Configure network settings for Location-Based Routing

This is a preview or early release feature.

If you haven't already done so, read Plan Location-Based Routing for Direct Routing to review other steps you'll need to take before you configure network settings for Location-Based Routing.

This article describes how to configure network settings for Location-Based Routing. After you deploy Phone System Direct Routing in your organization, the next steps are to create and set up network regions, network sites, and network subnets. To complete the steps in this article, you'll need some familiarity with PowerShell cmdlets. To learn more, see Teams PowerShell Overview.

Define network regions

A network region interconnects various parts of a network across multiple geographic areas. Use the New-CsTenantNetworkRegion cmdlet to define network regions.

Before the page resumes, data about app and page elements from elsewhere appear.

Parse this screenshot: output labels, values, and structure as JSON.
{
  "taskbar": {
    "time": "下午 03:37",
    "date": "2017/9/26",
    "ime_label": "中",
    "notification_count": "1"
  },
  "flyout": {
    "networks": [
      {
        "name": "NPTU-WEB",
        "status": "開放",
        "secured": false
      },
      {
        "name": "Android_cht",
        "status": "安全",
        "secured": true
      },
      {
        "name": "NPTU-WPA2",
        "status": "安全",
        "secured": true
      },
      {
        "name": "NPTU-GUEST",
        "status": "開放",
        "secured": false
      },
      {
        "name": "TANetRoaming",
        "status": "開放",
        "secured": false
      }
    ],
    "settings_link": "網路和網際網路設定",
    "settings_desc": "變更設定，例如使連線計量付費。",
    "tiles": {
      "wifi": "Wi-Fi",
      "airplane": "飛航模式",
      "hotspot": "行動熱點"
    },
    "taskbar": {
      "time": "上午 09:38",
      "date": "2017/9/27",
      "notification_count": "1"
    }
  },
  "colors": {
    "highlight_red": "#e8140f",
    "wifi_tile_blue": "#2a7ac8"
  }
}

Note that the RegionID parameter is a logical name that represents the geography of the region and has no dependencies or restrictions and the CentralSite <site ID> parameter is optional.

New-CsTenantNetworkRegion -NetworkRegionID <region ID>  

In this example, we create a network region named India.

New-CsTenantNetworkRegion -NetworkRegionID "India"  

Define network sites

Use the New-CsTenantNetworkSite cmdlet to define network sites.

New-CsTenantNetworkSite -NetworkSiteID <site ID> -NetworkRegionID <region ID>

In this example, we create two new network sites, Delhi and Hyderabad, in the India region.

New-CsTenantNetworkSite -NetworkSiteID "Delhi" -NetworkRegionID "India" 
New-CsTenantNetworkSite -NetworkSiteID "Hyderabad" -NetworkRegionID "India" 

The following table shows the network sites defined in this example.

Site 1 Site 2
Site ID Site 1 (Delhi) Site 2 (Hyderabad)
Region ID Region 1 (India) Region 1 (India)

Define network subnets

Use the New-CsTenantNetworkSubnet cmdlet to define network subnets and associate them to network sites. Each internal subnet can only be associated with one site.

New-CsTenantNetworkSubnet -SubnetID <Subnet IP address> -MaskBits <Subnet bitmask> -NetworkSiteID <site ID> 

In this example, we create an association between subnet 192.168.0.0 and the Delhi network site and between subnet 2001:4898:e8:25:844e:926f:85ad:dd8e and the Hyderabad network site.

New-CsTenantNetworkSubnet -SubnetID "192.168.0.0" -MaskBits "24" -NetworkSiteID "Delhi" 
New-CsTenantNetworkSubnet -SubnetID "2001:4898:e8:25:844e:926f:85ad:dd8e" -MaskBits "120" -NetworkSiteID "Hyderabad" 

The following table shows the subnets defined in this example.

Site 1 Site 2
Subnet ID 192.168.0.0 2001:4898:e8:25:844e:926f:85ad:dd8e
Mask 24 120
Site ID Site (Delhi) Site 2 (Hyderabad)

For multiple subnets, you can import a CSV file by using a script such as the following.

Import-CSV C:\subnet.csv | foreach {New-CsTenantNetworkSubnet –SubnetID $_.SubnetID-MaskBits $_.Mask -NetworkSiteID $_.SiteID}  

In this example, the CSV file looks something like this:

Identity, Mask, SiteID 
172.11.12.0, 24, Redmond 
172.11.13.0, 24, Chicago 
172.11.14.0, 25, Vancouver 
172.11.15.0, 28, Paris

Define external subnets

Use the New-CsTenantTrustedIPAddress cmdlet to define external subnets and assign them to the tenant. You can define an unlimited number of subnets for a tenant.

New-CsTenantTrustedIPAddress -IPAddress <External IP address> -MaskBits <Subnet bitmask> -Description <description> 

For example:

New-CsTenantTrustedIPAddress -IPAddress 198.51.100.0 -MaskBits 30 -Description "Contoso address"  

Next steps

Go to Enable Location-Based Routing for Direct Routing.